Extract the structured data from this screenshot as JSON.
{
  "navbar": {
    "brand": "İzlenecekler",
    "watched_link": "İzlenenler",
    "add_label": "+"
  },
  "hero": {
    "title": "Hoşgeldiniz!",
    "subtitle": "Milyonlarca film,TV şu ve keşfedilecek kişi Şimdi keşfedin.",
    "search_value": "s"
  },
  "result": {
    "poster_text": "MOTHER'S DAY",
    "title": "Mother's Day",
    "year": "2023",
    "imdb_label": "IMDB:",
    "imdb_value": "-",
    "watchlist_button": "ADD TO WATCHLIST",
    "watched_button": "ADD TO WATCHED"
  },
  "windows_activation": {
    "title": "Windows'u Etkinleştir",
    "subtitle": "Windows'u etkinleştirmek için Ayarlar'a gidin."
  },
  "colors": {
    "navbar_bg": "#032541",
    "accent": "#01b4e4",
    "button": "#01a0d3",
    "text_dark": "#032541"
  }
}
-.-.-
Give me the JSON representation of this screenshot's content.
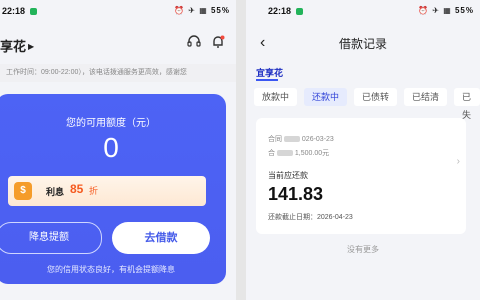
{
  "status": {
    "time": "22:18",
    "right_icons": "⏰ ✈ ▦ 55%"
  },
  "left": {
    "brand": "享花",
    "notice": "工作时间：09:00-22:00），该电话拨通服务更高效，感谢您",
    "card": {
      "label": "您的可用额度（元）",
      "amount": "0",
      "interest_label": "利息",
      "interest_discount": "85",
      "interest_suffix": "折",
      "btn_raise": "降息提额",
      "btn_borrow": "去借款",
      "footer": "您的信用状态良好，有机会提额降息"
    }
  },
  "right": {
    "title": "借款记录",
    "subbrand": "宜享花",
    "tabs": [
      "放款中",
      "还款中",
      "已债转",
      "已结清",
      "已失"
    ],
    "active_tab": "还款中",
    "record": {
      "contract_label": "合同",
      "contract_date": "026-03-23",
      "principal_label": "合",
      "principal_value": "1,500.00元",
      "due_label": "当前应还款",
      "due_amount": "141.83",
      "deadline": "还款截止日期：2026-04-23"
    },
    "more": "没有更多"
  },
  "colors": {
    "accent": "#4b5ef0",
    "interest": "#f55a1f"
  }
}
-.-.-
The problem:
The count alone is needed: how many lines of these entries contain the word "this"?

Expected answer:
2